clear liquids made up of drugs dissolved in alcohol and water; used primarily when the drug will not dissolve in water alone.
dispersions of small droplets of water in oil or oil in water; used to mask bitter tastes or provide better solubility to certain drugs.
liquid dose forms that contain solid, insoluble drug particles dispersed in a liquid base; should be shaken well before administration to ensure thorough mixing of the particles.
Major advantages of administration via the rectal route:
- bypassing the digestive enzymes
- avoiding irritation of the mouth, the esophagus, and the stomach
- when nausea or vomiting is present
For patients who cannot swallow or who have had oral surgery, the method may be used.
NG or PEG
The primary purpose of the NG method is to
bypass the mouth and pharynx
Major disadvantage of the oral route is
has the slowest and least dependable rate of absorption
The oral route should not be used in the following situations:
- if the drug may harm or discolor the teeth
- if the patient is vomiting
- if the patient has gastric or intestinal suctioning
- if patient is likely to aspirate
- if patient is unconscious
- if the patient is unable to swallow (dysphagia)
With the ENTERAL route, drugs are administered directly into the GI tract by the following methods:
oral, rectal, or PEG or NG
The route is safe, most convenient, and relatively economical, and dose forms are readily available for most medications

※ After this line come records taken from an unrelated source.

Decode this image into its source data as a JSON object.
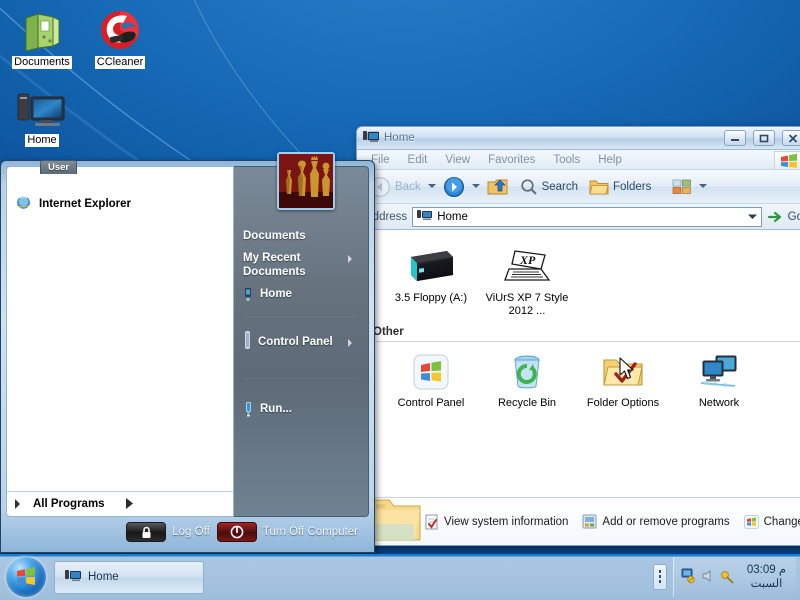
{
  "desktop": {
    "icons": [
      {
        "label": "Documents",
        "icon": "documents-folder-icon"
      },
      {
        "label": "CCleaner",
        "icon": "ccleaner-icon"
      },
      {
        "label": "Home",
        "icon": "my-computer-icon"
      }
    ]
  },
  "start_menu": {
    "user_name": "User",
    "user_picture": "chess-pieces-picture",
    "left_items": [
      {
        "label": "Internet Explorer",
        "icon": "internet-explorer-icon"
      }
    ],
    "all_programs_label": "All Programs",
    "right_items": [
      {
        "label": "Documents",
        "icon": "",
        "has_submenu": false
      },
      {
        "label": "My Recent Documents",
        "icon": "",
        "has_submenu": true
      },
      {
        "label": "Home",
        "icon": "my-computer-icon",
        "has_submenu": false
      },
      {
        "label": "Control Panel",
        "icon": "control-panel-icon",
        "has_submenu": true
      },
      {
        "label": "Run...",
        "icon": "run-icon",
        "has_submenu": false
      }
    ],
    "log_off_label": "Log Off",
    "turn_off_label": "Turn Off Computer"
  },
  "explorer": {
    "title": "Home",
    "title_icon": "my-computer-icon",
    "window_buttons": {
      "minimize": "–",
      "restore": "❐",
      "close": "✕"
    },
    "menu": [
      "File",
      "Edit",
      "View",
      "Favorites",
      "Tools",
      "Help"
    ],
    "toolbar": {
      "back": "Back",
      "forward": "",
      "up": "",
      "search": "Search",
      "folders": "Folders",
      "views": ""
    },
    "address": {
      "label": "Address",
      "value": "Home",
      "go_label": "Go"
    },
    "groups": [
      {
        "header": "",
        "items": [
          {
            "label": "3.5 Floppy (A:)",
            "icon": "floppy-drive-icon"
          },
          {
            "label": "ViUrS XP 7 Style 2012 ...",
            "icon": "shortcut-xp-icon"
          }
        ]
      },
      {
        "header": "Other",
        "items": [
          {
            "label": "Control Panel",
            "icon": "control-panel-icon"
          },
          {
            "label": "Recycle Bin",
            "icon": "recycle-bin-icon"
          },
          {
            "label": "Folder Options",
            "icon": "folder-options-icon"
          },
          {
            "label": "Network",
            "icon": "network-icon"
          }
        ]
      }
    ],
    "status_links": [
      {
        "label": "View system information",
        "icon": "system-info-icon"
      },
      {
        "label": "Add or remove programs",
        "icon": "add-remove-programs-icon"
      },
      {
        "label": "Change a s",
        "icon": "change-setting-icon"
      }
    ]
  },
  "taskbar": {
    "start_button": "start-orb",
    "windows": [
      {
        "label": "Home",
        "icon": "my-computer-icon"
      }
    ],
    "tray_icons": [
      "network-tray-icon",
      "volume-tray-icon",
      "tray-item-icon"
    ],
    "clock_time": "03:09 م",
    "clock_day": "السبت"
  },
  "colors": {
    "desktop_top": "#1d7ac7",
    "desktop_bottom": "#0a3f80",
    "taskbar": "#a6c4e1",
    "taskbar_top_border": "#1a7fd4",
    "start_menu_right": "#64727f",
    "window_chrome": "#d6e4f2",
    "accent_blue": "#1a6fc0"
  }
}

NG tubes should be flushed with at least mL of water before and after medication administration
The reason for flushing NG tubes with 30mL of water, before and after administration is to:
- to clear the tube for drug delivery
- it facilitates drug transport to the intestines
- it indicates whether the tube has been cleared
When more than one medication is to be administered at about the same time, how much water should you flush with between each medication?
5 to 10 mL of water
whenever possible, a form of a drug should be used for NG administration
If it is necessary to use a crushed tablet, how much water should you dissolve it in for NG tube administration?
30 mL of water
How long after administration of medication should you evaluate for effectiveness and document?
1 hour, or 30 minutes if it is a narcotic
Medications given orally are absorbed:
slower than by other routes
When giving an intermittent enteral feeding, the residual aspirate in an adult is 150 mL. the nurse should:
Notify MD if no orders are specified
Less than mL of residual, feeding can be resumed
When giving oral medications, the nurse should first:
Identify the patient
The nurse is to administer several medications to the patient via an NG tube. The nurse's first action is to:
Check for placement of the tube